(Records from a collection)
------------------------------

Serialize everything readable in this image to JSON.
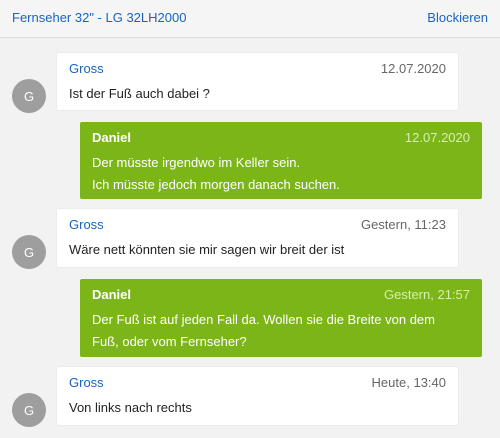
{
  "header": {
    "title": "Fernseher 32\" - LG 32LH2000",
    "block_label": "Blockieren"
  },
  "messages": [
    {
      "sender": "Gross",
      "time": "12.07.2020",
      "avatar": "G",
      "lines": [
        "Ist der Fuß auch dabei ?"
      ]
    },
    {
      "sender": "Daniel",
      "time": "12.07.2020",
      "lines": [
        "Der müsste irgendwo im Keller sein.",
        "Ich müsste jedoch morgen danach suchen."
      ]
    },
    {
      "sender": "Gross",
      "time": "Gestern, 11:23",
      "avatar": "G",
      "lines": [
        "Wäre nett könnten sie mir sagen wir breit der ist"
      ]
    },
    {
      "sender": "Daniel",
      "time": "Gestern, 21:57",
      "lines": [
        "Der Fuß ist auf jeden Fall da. Wollen sie die Breite von dem",
        "Fuß, oder vom Fernseher?"
      ]
    },
    {
      "sender": "Gross",
      "time": "Heute, 13:40",
      "avatar": "G",
      "lines": [
        "Von links nach rechts"
      ]
    }
  ],
  "colors": {
    "link": "#1a63c0",
    "outgoing_bubble": "#7cb518",
    "avatar": "#9e9e9e"
  }
}
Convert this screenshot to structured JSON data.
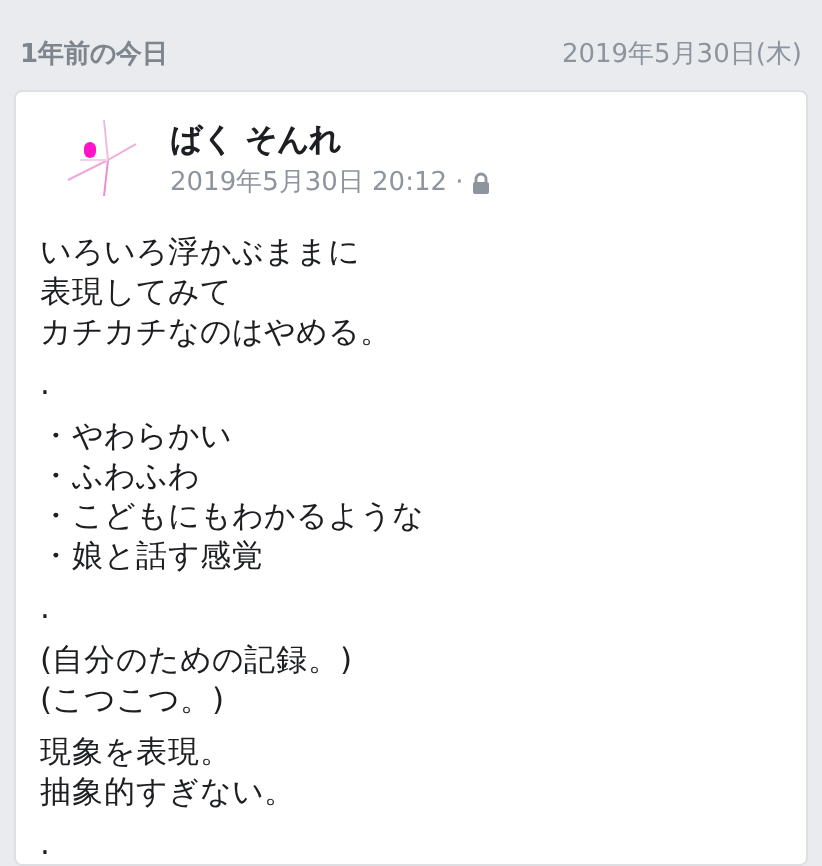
{
  "header": {
    "title": "1年前の今日",
    "date": "2019年5月30日(木)"
  },
  "post": {
    "author": "ばく そんれ",
    "timestamp": "2019年5月30日 20:12 ·",
    "paragraphs": [
      [
        "いろいろ浮かぶままに",
        "表現してみて",
        "カチカチなのはやめる。"
      ],
      [
        "."
      ],
      [
        "・やわらかい",
        "・ふわふわ",
        "・こどもにもわかるような",
        "・娘と話す感覚"
      ],
      [
        "."
      ],
      [
        "(自分のための記録。)",
        "(こつこつ。)"
      ],
      [
        "現象を表現。",
        "抽象的すぎない。"
      ],
      [
        "."
      ]
    ]
  }
}
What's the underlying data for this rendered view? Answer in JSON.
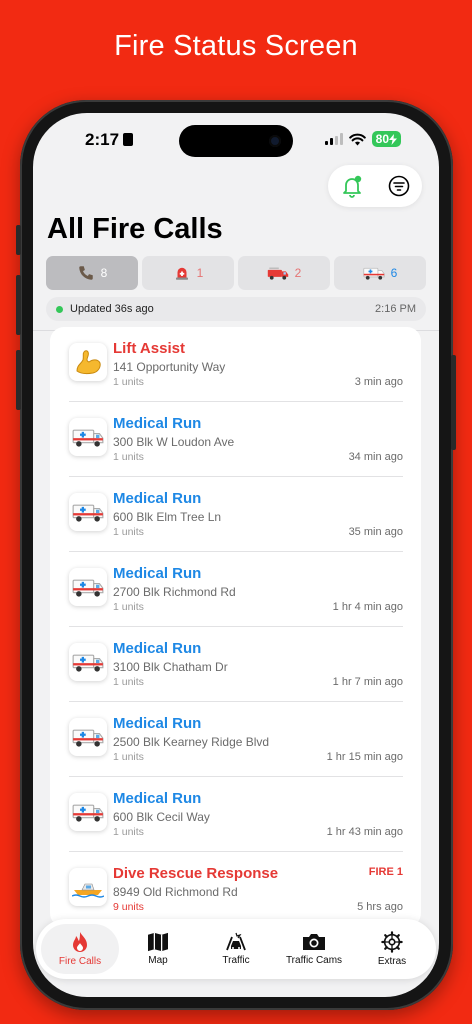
{
  "promo": {
    "title": "Fire Status Screen"
  },
  "status_bar": {
    "time": "2:17",
    "battery": "80"
  },
  "header": {
    "title": "All Fire Calls"
  },
  "filters": [
    {
      "icon": "phone-icon",
      "count": "8"
    },
    {
      "icon": "emergency-light-icon",
      "count": "1"
    },
    {
      "icon": "fire-engine-icon",
      "count": "2"
    },
    {
      "icon": "ambulance-icon",
      "count": "6"
    }
  ],
  "update": {
    "text": "Updated 36s ago",
    "time": "2:16 PM"
  },
  "calls": [
    {
      "title": "Lift Assist",
      "address": "141 Opportunity Way",
      "units": "1 units",
      "ago": "3 min ago",
      "icon": "flexed-bicep-icon",
      "color": "#e53935",
      "tag": ""
    },
    {
      "title": "Medical Run",
      "address": "300 Blk W Loudon Ave",
      "units": "1 units",
      "ago": "34 min ago",
      "icon": "ambulance-icon",
      "color": "#1e88e5",
      "tag": ""
    },
    {
      "title": "Medical Run",
      "address": "600 Blk Elm Tree Ln",
      "units": "1 units",
      "ago": "35 min ago",
      "icon": "ambulance-icon",
      "color": "#1e88e5",
      "tag": ""
    },
    {
      "title": "Medical Run",
      "address": "2700 Blk Richmond Rd",
      "units": "1 units",
      "ago": "1 hr 4 min ago",
      "icon": "ambulance-icon",
      "color": "#1e88e5",
      "tag": ""
    },
    {
      "title": "Medical Run",
      "address": "3100 Blk Chatham Dr",
      "units": "1 units",
      "ago": "1 hr 7 min ago",
      "icon": "ambulance-icon",
      "color": "#1e88e5",
      "tag": ""
    },
    {
      "title": "Medical Run",
      "address": "2500 Blk Kearney Ridge Blvd",
      "units": "1 units",
      "ago": "1 hr 15 min ago",
      "icon": "ambulance-icon",
      "color": "#1e88e5",
      "tag": ""
    },
    {
      "title": "Medical Run",
      "address": "600 Blk Cecil Way",
      "units": "1 units",
      "ago": "1 hr 43 min ago",
      "icon": "ambulance-icon",
      "color": "#1e88e5",
      "tag": ""
    },
    {
      "title": "Dive Rescue Response",
      "address": "8949 Old Richmond Rd",
      "units": "9 units",
      "ago": "5 hrs ago",
      "icon": "speedboat-icon",
      "color": "#e53935",
      "tag": "FIRE 1"
    }
  ],
  "tabs": [
    {
      "label": "Fire Calls",
      "icon": "flame-icon",
      "active": true
    },
    {
      "label": "Map",
      "icon": "map-icon",
      "active": false
    },
    {
      "label": "Traffic",
      "icon": "car-crash-icon",
      "active": false
    },
    {
      "label": "Traffic Cams",
      "icon": "camera-icon",
      "active": false
    },
    {
      "label": "Extras",
      "icon": "gear-icon",
      "active": false
    }
  ],
  "colors": {
    "background": "#f22a12",
    "accent_red": "#e53935",
    "accent_blue": "#1e88e5",
    "live_green": "#34c759"
  }
}
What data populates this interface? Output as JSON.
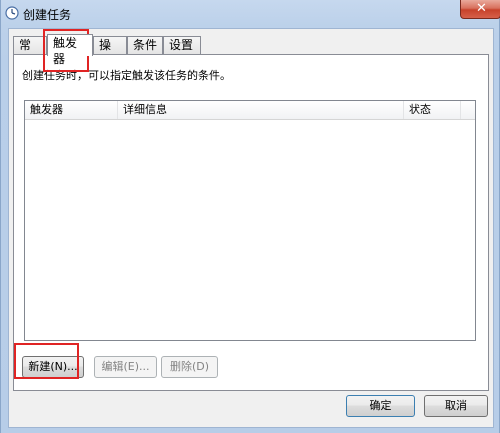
{
  "window": {
    "title": "创建任务",
    "close_label": "✕"
  },
  "tabs": [
    {
      "label": "常规",
      "active": false
    },
    {
      "label": "触发器",
      "active": true
    },
    {
      "label": "操作",
      "active": false
    },
    {
      "label": "条件",
      "active": false
    },
    {
      "label": "设置",
      "active": false
    }
  ],
  "triggers": {
    "description": "创建任务时，可以指定触发该任务的条件。",
    "columns": [
      "触发器",
      "详细信息",
      "状态"
    ],
    "rows": [],
    "buttons": {
      "new": "新建(N)...",
      "edit": "编辑(E)...",
      "delete": "删除(D)"
    }
  },
  "footer": {
    "ok": "确定",
    "cancel": "取消"
  },
  "colors": {
    "highlight": "#e02424",
    "title_bar": "#c6d8ee",
    "close_button": "#c7422b"
  }
}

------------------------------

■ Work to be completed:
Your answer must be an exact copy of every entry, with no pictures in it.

■ The answer:
Serialize everything readable in this image to JSON.
{
  "header": {
    "title": "Fernseher 32\" - LG 32LH2000",
    "block_label": "Blockieren"
  },
  "messages": [
    {
      "sender": "Gross",
      "time": "12.07.2020",
      "avatar": "G",
      "lines": [
        "Ist der Fuß auch dabei ?"
      ]
    },
    {
      "sender": "Daniel",
      "time": "12.07.2020",
      "lines": [
        "Der müsste irgendwo im Keller sein.",
        "Ich müsste jedoch morgen danach suchen."
      ]
    },
    {
      "sender": "Gross",
      "time": "Gestern, 11:23",
      "avatar": "G",
      "lines": [
        "Wäre nett könnten sie mir sagen wir breit der ist"
      ]
    },
    {
      "sender": "Daniel",
      "time": "Gestern, 21:57",
      "lines": [
        "Der Fuß ist auf jeden Fall da. Wollen sie die Breite von dem",
        "Fuß, oder vom Fernseher?"
      ]
    },
    {
      "sender": "Gross",
      "time": "Heute, 13:40",
      "avatar": "G",
      "lines": [
        "Von links nach rechts"
      ]
    }
  ],
  "colors": {
    "link": "#1a63c0",
    "outgoing_bubble": "#7cb518",
    "avatar": "#9e9e9e"
  }
}
Convert this screenshot to structured JSON data.
{
  "header": {
    "title": "1年前の今日",
    "date": "2019年5月30日(木)"
  },
  "post": {
    "author": "ばく そんれ",
    "timestamp": "2019年5月30日 20:12 ·",
    "paragraphs": [
      [
        "いろいろ浮かぶままに",
        "表現してみて",
        "カチカチなのはやめる。"
      ],
      [
        "."
      ],
      [
        "・やわらかい",
        "・ふわふわ",
        "・こどもにもわかるような",
        "・娘と話す感覚"
      ],
      [
        "."
      ],
      [
        "(自分のための記録。)",
        "(こつこつ。)"
      ],
      [
        "現象を表現。",
        "抽象的すぎない。"
      ],
      [
        "."
      ]
    ]
  }
}
What's the underlying data for this rendered view? Answer in JSON.
{
  "promo": {
    "title": "Fire Status Screen"
  },
  "status_bar": {
    "time": "2:17",
    "battery": "80"
  },
  "header": {
    "title": "All Fire Calls"
  },
  "filters": [
    {
      "icon": "phone-icon",
      "count": "8"
    },
    {
      "icon": "emergency-light-icon",
      "count": "1"
    },
    {
      "icon": "fire-engine-icon",
      "count": "2"
    },
    {
      "icon": "ambulance-icon",
      "count": "6"
    }
  ],
  "update": {
    "text": "Updated 36s ago",
    "time": "2:16 PM"
  },
  "calls": [
    {
      "title": "Lift Assist",
      "address": "141 Opportunity Way",
      "units": "1 units",
      "ago": "3 min ago",
      "icon": "flexed-bicep-icon",
      "color": "#e53935",
      "tag": ""
    },
    {
      "title": "Medical Run",
      "address": "300 Blk W Loudon Ave",
      "units": "1 units",
      "ago": "34 min ago",
      "icon": "ambulance-icon",
      "color": "#1e88e5",
      "tag": ""
    },
    {
      "title": "Medical Run",
      "address": "600 Blk Elm Tree Ln",
      "units": "1 units",
      "ago": "35 min ago",
      "icon": "ambulance-icon",
      "color": "#1e88e5",
      "tag": ""
    },
    {
      "title": "Medical Run",
      "address": "2700 Blk Richmond Rd",
      "units": "1 units",
      "ago": "1 hr 4 min ago",
      "icon": "ambulance-icon",
      "color": "#1e88e5",
      "tag": ""
    },
    {
      "title": "Medical Run",
      "address": "3100 Blk Chatham Dr",
      "units": "1 units",
      "ago": "1 hr 7 min ago",
      "icon": "ambulance-icon",
      "color": "#1e88e5",
      "tag": ""
    },
    {
      "title": "Medical Run",
      "address": "2500 Blk Kearney Ridge Blvd",
      "units": "1 units",
      "ago": "1 hr 15 min ago",
      "icon": "ambulance-icon",
      "color": "#1e88e5",
      "tag": ""
    },
    {
      "title": "Medical Run",
      "address": "600 Blk Cecil Way",
      "units": "1 units",
      "ago": "1 hr 43 min ago",
      "icon": "ambulance-icon",
      "color": "#1e88e5",
      "tag": ""
    },
    {
      "title": "Dive Rescue Response",
      "address": "8949 Old Richmond Rd",
      "units": "9 units",
      "ago": "5 hrs ago",
      "icon": "speedboat-icon",
      "color": "#e53935",
      "tag": "FIRE 1"
    }
  ],
  "tabs": [
    {
      "label": "Fire Calls",
      "icon": "flame-icon",
      "active": true
    },
    {
      "label": "Map",
      "icon": "map-icon",
      "active": false
    },
    {
      "label": "Traffic",
      "icon": "car-crash-icon",
      "active": false
    },
    {
      "label": "Traffic Cams",
      "icon": "camera-icon",
      "active": false
    },
    {
      "label": "Extras",
      "icon": "gear-icon",
      "active": false
    }
  ],
  "colors": {
    "background": "#f22a12",
    "accent_red": "#e53935",
    "accent_blue": "#1e88e5",
    "live_green": "#34c759"
  }
}
What data populates this interface? Output as JSON.
{
  "window": {
    "title": "创建任务",
    "close_label": "✕"
  },
  "tabs": [
    {
      "label": "常规",
      "active": false
    },
    {
      "label": "触发器",
      "active": true
    },
    {
      "label": "操作",
      "active": false
    },
    {
      "label": "条件",
      "active": false
    },
    {
      "label": "设置",
      "active": false
    }
  ],
  "triggers": {
    "description": "创建任务时，可以指定触发该任务的条件。",
    "columns": [
      "触发器",
      "详细信息",
      "状态"
    ],
    "rows": [],
    "buttons": {
      "new": "新建(N)...",
      "edit": "编辑(E)...",
      "delete": "删除(D)"
    }
  },
  "footer": {
    "ok": "确定",
    "cancel": "取消"
  },
  "colors": {
    "highlight": "#e02424",
    "title_bar": "#c6d8ee",
    "close_button": "#c7422b"
  }
}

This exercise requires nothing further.